# Task details
The line containing "Extract the structured" marks where to begin; quote it and every line after it through the end of the data, exactly as written.

Collected data
'''
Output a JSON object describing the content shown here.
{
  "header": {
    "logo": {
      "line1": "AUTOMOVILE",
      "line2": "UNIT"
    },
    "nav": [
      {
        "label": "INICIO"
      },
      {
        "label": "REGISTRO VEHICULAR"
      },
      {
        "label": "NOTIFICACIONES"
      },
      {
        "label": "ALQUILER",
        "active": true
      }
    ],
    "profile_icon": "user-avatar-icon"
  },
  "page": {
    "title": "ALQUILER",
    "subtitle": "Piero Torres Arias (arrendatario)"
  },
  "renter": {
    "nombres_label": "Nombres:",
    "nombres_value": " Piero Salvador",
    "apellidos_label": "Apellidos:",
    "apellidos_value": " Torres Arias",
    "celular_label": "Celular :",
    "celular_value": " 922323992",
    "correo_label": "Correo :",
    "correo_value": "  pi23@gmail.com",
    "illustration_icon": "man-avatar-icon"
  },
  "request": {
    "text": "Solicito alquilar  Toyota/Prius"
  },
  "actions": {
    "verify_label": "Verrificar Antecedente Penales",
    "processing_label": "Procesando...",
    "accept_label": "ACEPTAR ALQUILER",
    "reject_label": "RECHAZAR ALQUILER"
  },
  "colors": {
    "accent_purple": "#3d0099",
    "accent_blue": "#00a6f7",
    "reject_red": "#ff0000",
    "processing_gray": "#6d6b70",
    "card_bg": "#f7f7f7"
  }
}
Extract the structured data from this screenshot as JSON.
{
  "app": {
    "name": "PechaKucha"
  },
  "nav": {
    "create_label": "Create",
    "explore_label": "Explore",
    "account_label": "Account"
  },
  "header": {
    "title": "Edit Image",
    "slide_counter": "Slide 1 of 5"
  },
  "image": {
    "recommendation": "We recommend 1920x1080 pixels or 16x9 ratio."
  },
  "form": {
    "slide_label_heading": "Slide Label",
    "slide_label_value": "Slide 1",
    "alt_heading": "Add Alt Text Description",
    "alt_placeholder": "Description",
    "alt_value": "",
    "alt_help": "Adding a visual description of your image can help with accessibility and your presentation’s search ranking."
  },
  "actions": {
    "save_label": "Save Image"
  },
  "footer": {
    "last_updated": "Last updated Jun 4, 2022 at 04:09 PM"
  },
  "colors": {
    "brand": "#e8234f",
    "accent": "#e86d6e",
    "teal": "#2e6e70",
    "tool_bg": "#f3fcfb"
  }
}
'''
# Exercise answer
Extract the structured data from this screenshot as JSON.
{
  "app": {
    "name": "PechaKucha"
  },
  "nav": {
    "create_label": "Create",
    "explore_label": "Explore",
    "account_label": "Account"
  },
  "header": {
    "title": "Edit Image",
    "slide_counter": "Slide 1 of 5"
  },
  "image": {
    "recommendation": "We recommend 1920x1080 pixels or 16x9 ratio."
  },
  "form": {
    "slide_label_heading": "Slide Label",
    "slide_label_value": "Slide 1",
    "alt_heading": "Add Alt Text Description",
    "alt_placeholder": "Description",
    "alt_value": "",
    "alt_help": "Adding a visual description of your image can help with accessibility and your presentation’s search ranking."
  },
  "actions": {
    "save_label": "Save Image"
  },
  "footer": {
    "last_updated": "Last updated Jun 4, 2022 at 04:09 PM"
  },
  "colors": {
    "brand": "#e8234f",
    "accent": "#e86d6e",
    "teal": "#2e6e70",
    "tool_bg": "#f3fcfb"
  }
}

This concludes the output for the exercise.